* EXERCISE INPUT:
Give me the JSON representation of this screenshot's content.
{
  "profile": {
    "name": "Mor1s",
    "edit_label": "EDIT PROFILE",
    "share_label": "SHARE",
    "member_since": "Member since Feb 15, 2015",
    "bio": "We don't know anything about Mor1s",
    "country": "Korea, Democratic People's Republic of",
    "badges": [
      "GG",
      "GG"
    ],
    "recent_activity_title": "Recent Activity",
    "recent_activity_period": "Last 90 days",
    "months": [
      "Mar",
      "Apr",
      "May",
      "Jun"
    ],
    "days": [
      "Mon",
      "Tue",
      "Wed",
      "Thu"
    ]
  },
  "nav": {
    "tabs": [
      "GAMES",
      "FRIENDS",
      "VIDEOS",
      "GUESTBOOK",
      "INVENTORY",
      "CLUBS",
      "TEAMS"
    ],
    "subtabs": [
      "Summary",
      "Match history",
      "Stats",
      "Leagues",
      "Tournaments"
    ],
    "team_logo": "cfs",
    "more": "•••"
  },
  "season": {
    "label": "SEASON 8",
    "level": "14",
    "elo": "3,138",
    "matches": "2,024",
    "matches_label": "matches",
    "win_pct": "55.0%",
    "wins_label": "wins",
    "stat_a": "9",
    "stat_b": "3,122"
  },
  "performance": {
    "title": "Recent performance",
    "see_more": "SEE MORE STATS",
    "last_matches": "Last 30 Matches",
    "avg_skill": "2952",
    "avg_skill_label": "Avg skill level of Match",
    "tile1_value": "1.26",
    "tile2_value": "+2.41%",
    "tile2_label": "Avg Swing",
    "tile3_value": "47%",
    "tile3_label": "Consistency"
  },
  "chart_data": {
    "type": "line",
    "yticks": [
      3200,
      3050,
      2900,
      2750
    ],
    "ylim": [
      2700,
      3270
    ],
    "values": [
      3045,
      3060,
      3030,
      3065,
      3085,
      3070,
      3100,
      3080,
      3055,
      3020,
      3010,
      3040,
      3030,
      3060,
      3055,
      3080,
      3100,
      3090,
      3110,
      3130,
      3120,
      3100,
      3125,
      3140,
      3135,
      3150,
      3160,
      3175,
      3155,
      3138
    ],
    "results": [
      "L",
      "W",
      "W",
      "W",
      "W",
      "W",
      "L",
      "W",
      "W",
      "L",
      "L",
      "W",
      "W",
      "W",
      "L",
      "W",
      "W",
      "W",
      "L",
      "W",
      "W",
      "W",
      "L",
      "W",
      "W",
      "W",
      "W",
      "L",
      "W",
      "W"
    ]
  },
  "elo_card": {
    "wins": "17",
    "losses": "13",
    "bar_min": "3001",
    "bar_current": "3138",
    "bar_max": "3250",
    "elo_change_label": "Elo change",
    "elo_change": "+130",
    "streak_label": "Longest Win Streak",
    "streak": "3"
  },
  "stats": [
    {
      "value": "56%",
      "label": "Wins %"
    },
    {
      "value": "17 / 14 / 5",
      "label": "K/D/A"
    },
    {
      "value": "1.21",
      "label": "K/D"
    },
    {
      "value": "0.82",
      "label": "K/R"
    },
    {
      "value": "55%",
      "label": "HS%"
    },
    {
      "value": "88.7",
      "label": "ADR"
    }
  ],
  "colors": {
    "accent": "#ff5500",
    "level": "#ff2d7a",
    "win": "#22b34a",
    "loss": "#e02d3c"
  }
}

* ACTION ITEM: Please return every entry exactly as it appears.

* ANSWER AREA:
Give me the JSON representation of this screenshot's content.
{
  "profile": {
    "name": "Mor1s",
    "edit_label": "EDIT PROFILE",
    "share_label": "SHARE",
    "member_since": "Member since Feb 15, 2015",
    "bio": "We don't know anything about Mor1s",
    "country": "Korea, Democratic People's Republic of",
    "badges": [
      "GG",
      "GG"
    ],
    "recent_activity_title": "Recent Activity",
    "recent_activity_period": "Last 90 days",
    "months": [
      "Mar",
      "Apr",
      "May",
      "Jun"
    ],
    "days": [
      "Mon",
      "Tue",
      "Wed",
      "Thu"
    ]
  },
  "nav": {
    "tabs": [
      "GAMES",
      "FRIENDS",
      "VIDEOS",
      "GUESTBOOK",
      "INVENTORY",
      "CLUBS",
      "TEAMS"
    ],
    "subtabs": [
      "Summary",
      "Match history",
      "Stats",
      "Leagues",
      "Tournaments"
    ],
    "team_logo": "cfs",
    "more": "•••"
  },
  "season": {
    "label": "SEASON 8",
    "level": "14",
    "elo": "3,138",
    "matches": "2,024",
    "matches_label": "matches",
    "win_pct": "55.0%",
    "wins_label": "wins",
    "stat_a": "9",
    "stat_b": "3,122"
  },
  "performance": {
    "title": "Recent performance",
    "see_more": "SEE MORE STATS",
    "last_matches": "Last 30 Matches",
    "avg_skill": "2952",
    "avg_skill_label": "Avg skill level of Match",
    "tile1_value": "1.26",
    "tile2_value": "+2.41%",
    "tile2_label": "Avg Swing",
    "tile3_value": "47%",
    "tile3_label": "Consistency"
  },
  "chart_data": {
    "type": "line",
    "yticks": [
      3200,
      3050,
      2900,
      2750
    ],
    "ylim": [
      2700,
      3270
    ],
    "values": [
      3045,
      3060,
      3030,
      3065,
      3085,
      3070,
      3100,
      3080,
      3055,
      3020,
      3010,
      3040,
      3030,
      3060,
      3055,
      3080,
      3100,
      3090,
      3110,
      3130,
      3120,
      3100,
      3125,
      3140,
      3135,
      3150,
      3160,
      3175,
      3155,
      3138
    ],
    "results": [
      "L",
      "W",
      "W",
      "W",
      "W",
      "W",
      "L",
      "W",
      "W",
      "L",
      "L",
      "W",
      "W",
      "W",
      "L",
      "W",
      "W",
      "W",
      "L",
      "W",
      "W",
      "W",
      "L",
      "W",
      "W",
      "W",
      "W",
      "L",
      "W",
      "W"
    ]
  },
  "elo_card": {
    "wins": "17",
    "losses": "13",
    "bar_min": "3001",
    "bar_current": "3138",
    "bar_max": "3250",
    "elo_change_label": "Elo change",
    "elo_change": "+130",
    "streak_label": "Longest Win Streak",
    "streak": "3"
  },
  "stats": [
    {
      "value": "56%",
      "label": "Wins %"
    },
    {
      "value": "17 / 14 / 5",
      "label": "K/D/A"
    },
    {
      "value": "1.21",
      "label": "K/D"
    },
    {
      "value": "0.82",
      "label": "K/R"
    },
    {
      "value": "55%",
      "label": "HS%"
    },
    {
      "value": "88.7",
      "label": "ADR"
    }
  ],
  "colors": {
    "accent": "#ff5500",
    "level": "#ff2d7a",
    "win": "#22b34a",
    "loss": "#e02d3c"
  }
}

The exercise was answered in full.